- Christian F: A radioimmunoassay for the antimalarial drug chloroquine. Clin Chem. 1986, 742-745.Google Scholar
- Schwick P, Eggelte TA, Hess F, Tueumuna TT, Payne D, Nothdurft HD, von Sonnenburg F, Löscher T: Sensitive ELISA dipstick test for the detection of chloroquine in urine under field conditions. Trop Med Int Health. 1998, 3: 828-832. 10.1046/j.1365-3156.1998.00307.x.View ArticlePubMedGoogle Scholar
- Witte AM, Klever HJ, Brabin BJ, Eggelte TA, Vander Kaay HJ, Alpers MP: Field evaluation of the use of an ELISA to detect chloroquine and its metabolites in blood, urine and breast-milk. Trans R Soc Trop Med Hyg. 1990, 84: 521-525. 10.1016/0035-9203(90)90024-9.View ArticlePubMedGoogle Scholar
- Shenton FC, Bots M, Menon A, Eggelte TA, de Wit M, Greenwood BM: An ELISA test for detecting chloroquine in urine. Trans R Soc Trop Med Hyg. 1988, 82: 216-220. 10.1016/0035-9203(88)90415-4.View ArticlePubMedGoogle Scholar

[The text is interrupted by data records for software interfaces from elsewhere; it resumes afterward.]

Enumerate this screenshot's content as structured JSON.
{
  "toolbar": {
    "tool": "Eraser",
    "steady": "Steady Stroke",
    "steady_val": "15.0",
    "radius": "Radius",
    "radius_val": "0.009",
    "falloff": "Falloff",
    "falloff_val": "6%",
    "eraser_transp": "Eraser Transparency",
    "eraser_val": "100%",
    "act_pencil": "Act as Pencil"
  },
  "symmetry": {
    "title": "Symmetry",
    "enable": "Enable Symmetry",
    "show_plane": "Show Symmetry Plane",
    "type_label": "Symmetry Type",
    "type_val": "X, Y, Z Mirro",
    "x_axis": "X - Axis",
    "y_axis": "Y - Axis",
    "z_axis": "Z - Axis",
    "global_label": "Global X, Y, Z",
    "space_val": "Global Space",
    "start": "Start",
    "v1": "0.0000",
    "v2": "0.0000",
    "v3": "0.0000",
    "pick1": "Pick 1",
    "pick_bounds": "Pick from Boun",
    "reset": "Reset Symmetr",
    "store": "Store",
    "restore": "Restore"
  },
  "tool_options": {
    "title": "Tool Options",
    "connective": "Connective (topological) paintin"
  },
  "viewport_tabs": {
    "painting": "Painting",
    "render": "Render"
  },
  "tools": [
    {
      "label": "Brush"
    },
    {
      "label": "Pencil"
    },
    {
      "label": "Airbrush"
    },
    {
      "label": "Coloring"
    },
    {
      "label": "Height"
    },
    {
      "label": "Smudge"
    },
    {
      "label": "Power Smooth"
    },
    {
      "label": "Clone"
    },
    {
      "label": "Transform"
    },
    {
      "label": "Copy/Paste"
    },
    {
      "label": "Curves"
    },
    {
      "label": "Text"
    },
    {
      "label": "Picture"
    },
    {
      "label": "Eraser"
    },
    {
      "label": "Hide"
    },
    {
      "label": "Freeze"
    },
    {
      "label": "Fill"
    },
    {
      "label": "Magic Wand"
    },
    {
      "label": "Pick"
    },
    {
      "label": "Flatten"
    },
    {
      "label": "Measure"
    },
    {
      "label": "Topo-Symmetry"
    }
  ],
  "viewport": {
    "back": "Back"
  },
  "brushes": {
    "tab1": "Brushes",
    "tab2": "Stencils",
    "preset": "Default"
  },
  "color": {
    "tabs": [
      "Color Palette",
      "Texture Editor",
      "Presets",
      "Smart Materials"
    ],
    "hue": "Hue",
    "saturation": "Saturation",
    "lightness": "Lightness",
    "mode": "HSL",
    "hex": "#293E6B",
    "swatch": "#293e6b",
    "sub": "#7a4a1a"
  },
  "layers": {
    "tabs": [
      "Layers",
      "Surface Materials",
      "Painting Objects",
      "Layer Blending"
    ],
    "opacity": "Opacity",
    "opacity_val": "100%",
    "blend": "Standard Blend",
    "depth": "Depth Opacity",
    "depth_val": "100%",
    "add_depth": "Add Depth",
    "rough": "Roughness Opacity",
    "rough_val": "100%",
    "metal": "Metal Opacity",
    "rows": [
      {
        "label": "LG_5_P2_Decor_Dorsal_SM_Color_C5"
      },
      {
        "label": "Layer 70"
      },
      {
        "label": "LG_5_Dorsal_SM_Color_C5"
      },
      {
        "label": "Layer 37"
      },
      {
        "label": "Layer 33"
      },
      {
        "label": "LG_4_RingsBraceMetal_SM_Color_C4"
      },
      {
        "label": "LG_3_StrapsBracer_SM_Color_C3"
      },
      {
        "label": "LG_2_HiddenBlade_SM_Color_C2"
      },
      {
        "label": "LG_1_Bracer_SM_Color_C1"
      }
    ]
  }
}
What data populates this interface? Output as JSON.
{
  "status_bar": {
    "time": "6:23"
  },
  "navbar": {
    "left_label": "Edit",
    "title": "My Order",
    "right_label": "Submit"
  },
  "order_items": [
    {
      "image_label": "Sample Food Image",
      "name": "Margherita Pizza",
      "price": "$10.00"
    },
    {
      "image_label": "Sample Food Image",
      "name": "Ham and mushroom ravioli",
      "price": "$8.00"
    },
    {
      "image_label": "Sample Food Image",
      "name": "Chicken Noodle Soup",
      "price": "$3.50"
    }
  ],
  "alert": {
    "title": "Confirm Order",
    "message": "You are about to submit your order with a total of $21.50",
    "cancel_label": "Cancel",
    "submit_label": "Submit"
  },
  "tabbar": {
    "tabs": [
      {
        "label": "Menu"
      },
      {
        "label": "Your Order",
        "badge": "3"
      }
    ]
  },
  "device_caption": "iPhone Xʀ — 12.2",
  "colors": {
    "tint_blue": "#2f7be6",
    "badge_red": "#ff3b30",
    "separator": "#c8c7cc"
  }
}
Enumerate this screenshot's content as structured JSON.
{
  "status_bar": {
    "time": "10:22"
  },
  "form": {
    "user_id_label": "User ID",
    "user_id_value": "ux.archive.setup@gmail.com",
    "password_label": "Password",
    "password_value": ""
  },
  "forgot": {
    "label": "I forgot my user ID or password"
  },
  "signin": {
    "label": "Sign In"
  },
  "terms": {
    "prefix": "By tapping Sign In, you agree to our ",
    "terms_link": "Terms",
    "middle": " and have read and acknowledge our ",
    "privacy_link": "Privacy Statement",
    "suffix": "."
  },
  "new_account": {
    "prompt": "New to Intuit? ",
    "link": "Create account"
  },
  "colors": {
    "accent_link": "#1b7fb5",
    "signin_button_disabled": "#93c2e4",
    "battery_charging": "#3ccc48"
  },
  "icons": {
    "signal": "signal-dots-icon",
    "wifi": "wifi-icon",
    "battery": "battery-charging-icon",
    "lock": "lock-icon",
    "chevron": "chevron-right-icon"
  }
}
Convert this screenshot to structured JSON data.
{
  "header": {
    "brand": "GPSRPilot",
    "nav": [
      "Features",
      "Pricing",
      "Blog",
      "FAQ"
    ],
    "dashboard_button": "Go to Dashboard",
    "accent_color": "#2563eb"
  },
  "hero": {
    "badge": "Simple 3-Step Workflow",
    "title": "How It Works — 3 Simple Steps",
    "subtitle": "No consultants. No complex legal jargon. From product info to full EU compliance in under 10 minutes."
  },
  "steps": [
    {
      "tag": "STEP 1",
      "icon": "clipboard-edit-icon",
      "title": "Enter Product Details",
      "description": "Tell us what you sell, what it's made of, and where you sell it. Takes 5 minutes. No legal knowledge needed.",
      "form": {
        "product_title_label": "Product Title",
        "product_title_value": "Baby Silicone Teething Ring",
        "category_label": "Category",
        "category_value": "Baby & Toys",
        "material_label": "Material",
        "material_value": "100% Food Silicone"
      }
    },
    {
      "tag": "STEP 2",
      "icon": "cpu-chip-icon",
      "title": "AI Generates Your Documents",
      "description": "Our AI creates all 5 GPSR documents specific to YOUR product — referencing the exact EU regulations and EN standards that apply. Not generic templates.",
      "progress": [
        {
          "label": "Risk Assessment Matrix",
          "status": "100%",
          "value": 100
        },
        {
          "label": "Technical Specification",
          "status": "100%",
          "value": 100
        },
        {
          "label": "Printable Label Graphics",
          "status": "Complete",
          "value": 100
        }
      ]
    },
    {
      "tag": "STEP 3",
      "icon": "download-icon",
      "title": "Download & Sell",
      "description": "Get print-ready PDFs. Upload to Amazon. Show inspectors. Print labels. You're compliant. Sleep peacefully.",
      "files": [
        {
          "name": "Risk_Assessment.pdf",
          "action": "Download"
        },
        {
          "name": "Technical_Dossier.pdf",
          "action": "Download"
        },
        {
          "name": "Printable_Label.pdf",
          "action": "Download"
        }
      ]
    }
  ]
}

- Sai VV, Mahajan S, Contractor AQ, Mukherji S: Immobilization of antibodies on polyaniline films and its application in a piezoelectric immunosensor. Anal Chem. 2006, 78: 8368-8373. 10.1021/ac060120a.View ArticlePubMedGoogle Scholar
- Rowell V, Rowell FJ, Baker A, Laurie D, Sidki AM: A specific ELISA method for determining chloroquine in urine or dried blood spots. Bull World Health Organ. 1988, 66: 211-217.PubMed CentralPubMedGoogle Scholar
- Galfre G, Milstein C: Preparation of monoclonal antibodies: Strategies and procedures. Methods Enzymol. 1981, 73: 3-46.View ArticlePubMedGoogle Scholar
- Basco Leonardo: Molecular epidemiology of malaria in Cameroon: XIX. Quality of antimalarial drugs used for self-medication. Am J Trop Med Hyg. 2004, 70: 245-250.PubMedGoogle Scholar
- Laufer MK, Takala-Harrison S, Dzinjalamala FK, Stine OC, Taylor TE, Plowe CV: Return of chloroquine-susceptible falciparum malaria in Malawi was a re-expansion of diverse susceptible parasites. J Infect Dis. 2010, 1: 801-808.View ArticleGoogle Scholar
This article is published under license to BioMed Central Ltd. This is an Open Access article distributed under the terms of the Creative Commons Attribution License (http://creativecommons.org/licenses/by/2.0), which permits unrestricted use, distribution, and reproduction in any medium, provided the original work is properly cited.